= Beginning of Section =
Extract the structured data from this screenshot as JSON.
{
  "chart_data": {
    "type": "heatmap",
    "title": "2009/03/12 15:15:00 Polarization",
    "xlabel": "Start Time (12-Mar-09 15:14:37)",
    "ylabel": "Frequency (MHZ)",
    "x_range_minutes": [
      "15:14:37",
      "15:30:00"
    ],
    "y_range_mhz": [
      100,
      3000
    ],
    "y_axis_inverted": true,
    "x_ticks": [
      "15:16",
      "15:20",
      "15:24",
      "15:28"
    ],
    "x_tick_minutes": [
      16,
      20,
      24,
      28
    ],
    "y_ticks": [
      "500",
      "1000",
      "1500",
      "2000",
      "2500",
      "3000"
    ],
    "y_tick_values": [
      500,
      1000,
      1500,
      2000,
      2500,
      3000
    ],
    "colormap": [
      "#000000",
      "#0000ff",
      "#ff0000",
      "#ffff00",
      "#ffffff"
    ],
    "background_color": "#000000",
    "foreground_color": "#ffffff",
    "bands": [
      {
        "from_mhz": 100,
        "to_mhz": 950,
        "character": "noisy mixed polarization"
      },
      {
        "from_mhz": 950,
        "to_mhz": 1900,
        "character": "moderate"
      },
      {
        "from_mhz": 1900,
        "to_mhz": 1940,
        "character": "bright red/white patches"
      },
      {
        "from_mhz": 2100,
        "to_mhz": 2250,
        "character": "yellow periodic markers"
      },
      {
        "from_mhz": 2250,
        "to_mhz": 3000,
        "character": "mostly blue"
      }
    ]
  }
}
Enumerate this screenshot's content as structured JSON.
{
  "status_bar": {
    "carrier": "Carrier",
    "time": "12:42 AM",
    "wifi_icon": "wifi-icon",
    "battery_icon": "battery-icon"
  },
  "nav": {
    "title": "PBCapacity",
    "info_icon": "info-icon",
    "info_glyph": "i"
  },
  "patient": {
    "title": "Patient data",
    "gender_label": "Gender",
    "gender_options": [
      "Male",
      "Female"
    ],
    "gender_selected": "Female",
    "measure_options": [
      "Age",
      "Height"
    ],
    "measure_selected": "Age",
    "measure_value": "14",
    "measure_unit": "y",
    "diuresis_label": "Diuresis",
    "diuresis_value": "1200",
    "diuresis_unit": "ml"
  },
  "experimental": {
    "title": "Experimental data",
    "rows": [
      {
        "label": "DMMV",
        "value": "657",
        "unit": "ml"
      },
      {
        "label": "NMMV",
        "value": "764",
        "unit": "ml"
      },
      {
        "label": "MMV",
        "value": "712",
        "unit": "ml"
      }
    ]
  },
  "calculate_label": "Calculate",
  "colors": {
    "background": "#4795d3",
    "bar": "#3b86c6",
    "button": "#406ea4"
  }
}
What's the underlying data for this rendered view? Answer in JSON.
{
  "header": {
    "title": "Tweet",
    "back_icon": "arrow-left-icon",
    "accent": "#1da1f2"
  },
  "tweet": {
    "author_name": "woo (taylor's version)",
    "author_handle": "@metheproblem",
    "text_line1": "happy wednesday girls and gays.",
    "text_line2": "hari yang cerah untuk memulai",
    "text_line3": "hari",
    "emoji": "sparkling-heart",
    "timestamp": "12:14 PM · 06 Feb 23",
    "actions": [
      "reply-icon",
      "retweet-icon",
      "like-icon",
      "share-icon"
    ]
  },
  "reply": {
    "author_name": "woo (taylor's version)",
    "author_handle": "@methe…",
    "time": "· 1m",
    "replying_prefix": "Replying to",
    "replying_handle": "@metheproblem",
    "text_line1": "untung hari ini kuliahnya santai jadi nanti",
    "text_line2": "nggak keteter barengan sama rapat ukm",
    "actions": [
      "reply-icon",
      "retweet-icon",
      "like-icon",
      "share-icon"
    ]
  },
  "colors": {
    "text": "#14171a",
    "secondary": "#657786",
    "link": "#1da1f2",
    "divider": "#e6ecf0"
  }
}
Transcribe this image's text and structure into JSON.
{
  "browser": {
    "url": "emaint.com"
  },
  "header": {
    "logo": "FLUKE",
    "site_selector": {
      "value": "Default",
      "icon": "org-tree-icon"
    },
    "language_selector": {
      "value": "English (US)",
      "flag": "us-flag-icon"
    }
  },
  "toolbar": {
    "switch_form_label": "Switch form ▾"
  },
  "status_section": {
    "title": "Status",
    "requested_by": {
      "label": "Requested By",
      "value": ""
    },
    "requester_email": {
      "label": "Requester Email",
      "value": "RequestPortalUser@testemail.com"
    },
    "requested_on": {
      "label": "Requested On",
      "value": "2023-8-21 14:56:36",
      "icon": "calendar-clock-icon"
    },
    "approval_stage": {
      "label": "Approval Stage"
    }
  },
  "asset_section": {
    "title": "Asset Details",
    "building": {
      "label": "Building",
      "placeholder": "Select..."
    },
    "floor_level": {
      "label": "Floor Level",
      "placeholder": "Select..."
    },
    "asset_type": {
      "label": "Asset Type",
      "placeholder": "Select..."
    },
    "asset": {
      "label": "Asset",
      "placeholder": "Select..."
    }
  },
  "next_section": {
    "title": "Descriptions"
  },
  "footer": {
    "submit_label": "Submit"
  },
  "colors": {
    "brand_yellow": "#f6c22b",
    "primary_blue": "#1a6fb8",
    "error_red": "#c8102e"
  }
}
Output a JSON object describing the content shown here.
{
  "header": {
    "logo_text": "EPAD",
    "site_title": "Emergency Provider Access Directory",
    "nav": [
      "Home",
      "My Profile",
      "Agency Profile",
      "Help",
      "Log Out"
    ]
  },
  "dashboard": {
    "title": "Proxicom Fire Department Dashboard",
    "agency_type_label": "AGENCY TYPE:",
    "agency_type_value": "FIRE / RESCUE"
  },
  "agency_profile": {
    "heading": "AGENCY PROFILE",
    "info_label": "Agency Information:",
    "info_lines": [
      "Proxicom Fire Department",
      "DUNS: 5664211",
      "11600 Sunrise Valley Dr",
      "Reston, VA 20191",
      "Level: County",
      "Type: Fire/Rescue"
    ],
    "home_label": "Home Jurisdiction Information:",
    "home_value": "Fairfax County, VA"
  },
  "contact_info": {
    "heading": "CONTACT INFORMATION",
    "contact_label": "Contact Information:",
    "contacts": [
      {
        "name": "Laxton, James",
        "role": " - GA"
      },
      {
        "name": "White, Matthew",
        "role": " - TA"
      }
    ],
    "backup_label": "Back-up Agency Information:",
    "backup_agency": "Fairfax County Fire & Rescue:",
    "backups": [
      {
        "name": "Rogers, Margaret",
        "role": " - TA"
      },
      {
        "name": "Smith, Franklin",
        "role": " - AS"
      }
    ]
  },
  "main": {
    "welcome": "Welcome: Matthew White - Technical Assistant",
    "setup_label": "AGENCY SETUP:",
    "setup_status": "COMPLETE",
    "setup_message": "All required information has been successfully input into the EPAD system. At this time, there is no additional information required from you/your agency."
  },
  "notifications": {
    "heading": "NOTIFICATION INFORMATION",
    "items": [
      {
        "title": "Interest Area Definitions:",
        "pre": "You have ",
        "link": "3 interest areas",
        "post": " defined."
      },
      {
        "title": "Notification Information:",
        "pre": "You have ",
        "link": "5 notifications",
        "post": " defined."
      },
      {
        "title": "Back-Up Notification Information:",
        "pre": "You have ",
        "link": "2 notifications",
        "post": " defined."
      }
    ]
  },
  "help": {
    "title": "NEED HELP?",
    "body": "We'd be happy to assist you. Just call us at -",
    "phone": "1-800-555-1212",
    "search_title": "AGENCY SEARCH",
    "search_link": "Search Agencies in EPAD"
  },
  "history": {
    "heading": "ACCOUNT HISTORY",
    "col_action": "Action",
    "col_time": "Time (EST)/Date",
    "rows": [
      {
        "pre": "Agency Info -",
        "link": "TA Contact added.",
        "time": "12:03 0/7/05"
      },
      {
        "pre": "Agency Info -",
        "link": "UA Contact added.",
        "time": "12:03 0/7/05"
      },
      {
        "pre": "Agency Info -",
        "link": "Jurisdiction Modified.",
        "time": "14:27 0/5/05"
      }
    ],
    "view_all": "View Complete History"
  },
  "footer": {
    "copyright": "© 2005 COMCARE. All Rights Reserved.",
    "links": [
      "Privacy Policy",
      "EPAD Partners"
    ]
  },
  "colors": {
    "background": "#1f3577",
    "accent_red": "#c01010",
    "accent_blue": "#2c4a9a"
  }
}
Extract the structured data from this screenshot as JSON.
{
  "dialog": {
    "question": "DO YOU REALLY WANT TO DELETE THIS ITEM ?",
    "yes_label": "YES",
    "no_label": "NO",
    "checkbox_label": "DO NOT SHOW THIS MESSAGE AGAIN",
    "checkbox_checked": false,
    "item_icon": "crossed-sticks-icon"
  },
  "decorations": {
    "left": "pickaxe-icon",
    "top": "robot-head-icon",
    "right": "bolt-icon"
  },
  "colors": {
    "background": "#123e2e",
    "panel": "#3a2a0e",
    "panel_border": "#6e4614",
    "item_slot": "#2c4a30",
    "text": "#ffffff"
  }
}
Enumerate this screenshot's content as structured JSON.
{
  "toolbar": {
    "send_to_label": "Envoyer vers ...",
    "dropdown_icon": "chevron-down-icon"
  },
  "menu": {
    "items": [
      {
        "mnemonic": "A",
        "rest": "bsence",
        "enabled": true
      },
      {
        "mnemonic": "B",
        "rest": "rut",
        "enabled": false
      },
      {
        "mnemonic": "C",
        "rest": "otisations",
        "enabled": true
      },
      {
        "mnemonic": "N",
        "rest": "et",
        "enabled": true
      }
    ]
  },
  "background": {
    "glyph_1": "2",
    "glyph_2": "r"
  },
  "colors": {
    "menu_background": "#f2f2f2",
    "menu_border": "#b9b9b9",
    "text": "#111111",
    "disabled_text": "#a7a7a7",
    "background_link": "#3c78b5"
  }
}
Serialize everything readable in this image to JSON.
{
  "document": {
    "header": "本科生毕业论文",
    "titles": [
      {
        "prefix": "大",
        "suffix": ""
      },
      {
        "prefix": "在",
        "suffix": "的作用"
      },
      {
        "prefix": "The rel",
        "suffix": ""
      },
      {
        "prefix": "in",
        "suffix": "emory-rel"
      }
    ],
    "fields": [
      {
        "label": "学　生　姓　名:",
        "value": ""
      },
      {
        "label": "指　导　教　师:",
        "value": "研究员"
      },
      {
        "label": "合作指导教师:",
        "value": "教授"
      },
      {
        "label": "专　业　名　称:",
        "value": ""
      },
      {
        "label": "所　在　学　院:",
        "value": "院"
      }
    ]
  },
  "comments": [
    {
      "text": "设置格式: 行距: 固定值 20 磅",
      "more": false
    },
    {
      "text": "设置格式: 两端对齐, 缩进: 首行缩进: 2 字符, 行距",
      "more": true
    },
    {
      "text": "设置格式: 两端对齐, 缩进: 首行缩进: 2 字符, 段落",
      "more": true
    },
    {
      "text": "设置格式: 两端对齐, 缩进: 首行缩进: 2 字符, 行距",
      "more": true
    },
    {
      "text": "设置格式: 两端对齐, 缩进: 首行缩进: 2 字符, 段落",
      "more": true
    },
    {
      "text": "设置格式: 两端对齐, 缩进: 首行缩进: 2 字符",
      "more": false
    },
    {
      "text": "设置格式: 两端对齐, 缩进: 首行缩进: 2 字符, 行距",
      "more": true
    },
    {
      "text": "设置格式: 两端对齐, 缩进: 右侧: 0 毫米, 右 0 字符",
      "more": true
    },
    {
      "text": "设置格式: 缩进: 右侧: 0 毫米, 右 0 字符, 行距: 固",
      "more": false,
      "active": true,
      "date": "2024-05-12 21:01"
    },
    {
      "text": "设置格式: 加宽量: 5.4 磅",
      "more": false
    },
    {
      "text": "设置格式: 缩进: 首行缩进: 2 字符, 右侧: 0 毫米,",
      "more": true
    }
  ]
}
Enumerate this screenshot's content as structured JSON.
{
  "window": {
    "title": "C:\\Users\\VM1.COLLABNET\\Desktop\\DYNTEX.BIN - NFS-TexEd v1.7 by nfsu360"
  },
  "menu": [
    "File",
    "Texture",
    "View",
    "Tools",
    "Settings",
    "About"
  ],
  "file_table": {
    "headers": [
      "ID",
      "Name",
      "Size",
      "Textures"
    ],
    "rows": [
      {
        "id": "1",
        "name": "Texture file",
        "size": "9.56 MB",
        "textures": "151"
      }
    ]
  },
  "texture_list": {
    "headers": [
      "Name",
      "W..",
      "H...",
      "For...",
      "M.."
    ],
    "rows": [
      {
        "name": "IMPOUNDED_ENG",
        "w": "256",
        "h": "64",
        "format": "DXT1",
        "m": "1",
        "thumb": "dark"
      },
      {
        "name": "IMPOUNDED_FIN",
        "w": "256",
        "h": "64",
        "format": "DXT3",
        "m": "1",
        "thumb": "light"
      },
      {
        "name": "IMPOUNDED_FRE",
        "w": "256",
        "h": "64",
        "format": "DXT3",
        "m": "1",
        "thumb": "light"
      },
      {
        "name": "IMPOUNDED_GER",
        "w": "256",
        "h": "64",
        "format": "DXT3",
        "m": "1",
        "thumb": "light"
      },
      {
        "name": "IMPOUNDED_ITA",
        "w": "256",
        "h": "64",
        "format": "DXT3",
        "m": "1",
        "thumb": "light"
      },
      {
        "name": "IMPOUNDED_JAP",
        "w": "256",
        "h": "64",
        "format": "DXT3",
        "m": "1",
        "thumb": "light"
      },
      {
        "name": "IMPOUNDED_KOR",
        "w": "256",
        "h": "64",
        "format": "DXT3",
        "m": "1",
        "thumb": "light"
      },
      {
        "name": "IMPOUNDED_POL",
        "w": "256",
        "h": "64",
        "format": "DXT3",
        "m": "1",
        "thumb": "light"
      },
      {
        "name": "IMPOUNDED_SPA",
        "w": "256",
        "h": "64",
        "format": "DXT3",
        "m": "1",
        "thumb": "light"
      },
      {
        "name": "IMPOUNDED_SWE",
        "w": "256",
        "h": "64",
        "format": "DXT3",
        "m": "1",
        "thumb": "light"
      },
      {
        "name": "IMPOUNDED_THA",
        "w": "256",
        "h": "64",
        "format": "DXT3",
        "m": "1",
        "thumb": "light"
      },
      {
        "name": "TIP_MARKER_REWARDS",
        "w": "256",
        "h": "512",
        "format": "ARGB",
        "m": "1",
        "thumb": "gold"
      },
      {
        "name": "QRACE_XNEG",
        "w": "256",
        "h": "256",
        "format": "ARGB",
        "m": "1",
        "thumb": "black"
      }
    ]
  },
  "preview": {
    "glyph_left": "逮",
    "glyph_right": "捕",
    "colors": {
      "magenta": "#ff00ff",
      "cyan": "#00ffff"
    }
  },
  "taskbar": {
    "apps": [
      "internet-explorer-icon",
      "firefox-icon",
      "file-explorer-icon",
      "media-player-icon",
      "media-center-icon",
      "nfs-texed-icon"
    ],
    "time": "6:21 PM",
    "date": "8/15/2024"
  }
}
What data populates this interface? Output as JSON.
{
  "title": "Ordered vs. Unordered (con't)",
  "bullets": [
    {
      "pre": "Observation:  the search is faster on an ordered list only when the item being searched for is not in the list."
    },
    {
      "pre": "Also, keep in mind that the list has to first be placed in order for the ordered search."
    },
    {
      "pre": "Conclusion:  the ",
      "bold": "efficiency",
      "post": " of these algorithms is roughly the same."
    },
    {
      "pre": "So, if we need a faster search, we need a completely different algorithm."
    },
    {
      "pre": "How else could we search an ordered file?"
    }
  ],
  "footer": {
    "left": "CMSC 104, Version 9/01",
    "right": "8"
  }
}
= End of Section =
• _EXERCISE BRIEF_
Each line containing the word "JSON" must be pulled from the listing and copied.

• _WRITTEN REPLY_
Extract the structured data from this screenshot as JSON.
Enumerate this screenshot's content as structured JSON.
What's the underlying data for this rendered view? Answer in JSON.
Transcribe this image's text and structure into JSON.
Output a JSON object describing the content shown here.
Extract the structured data from this screenshot as JSON.
Enumerate this screenshot's content as structured JSON.
Serialize everything readable in this image to JSON.
Enumerate this screenshot's content as structured JSON.
What data populates this interface? Output as JSON.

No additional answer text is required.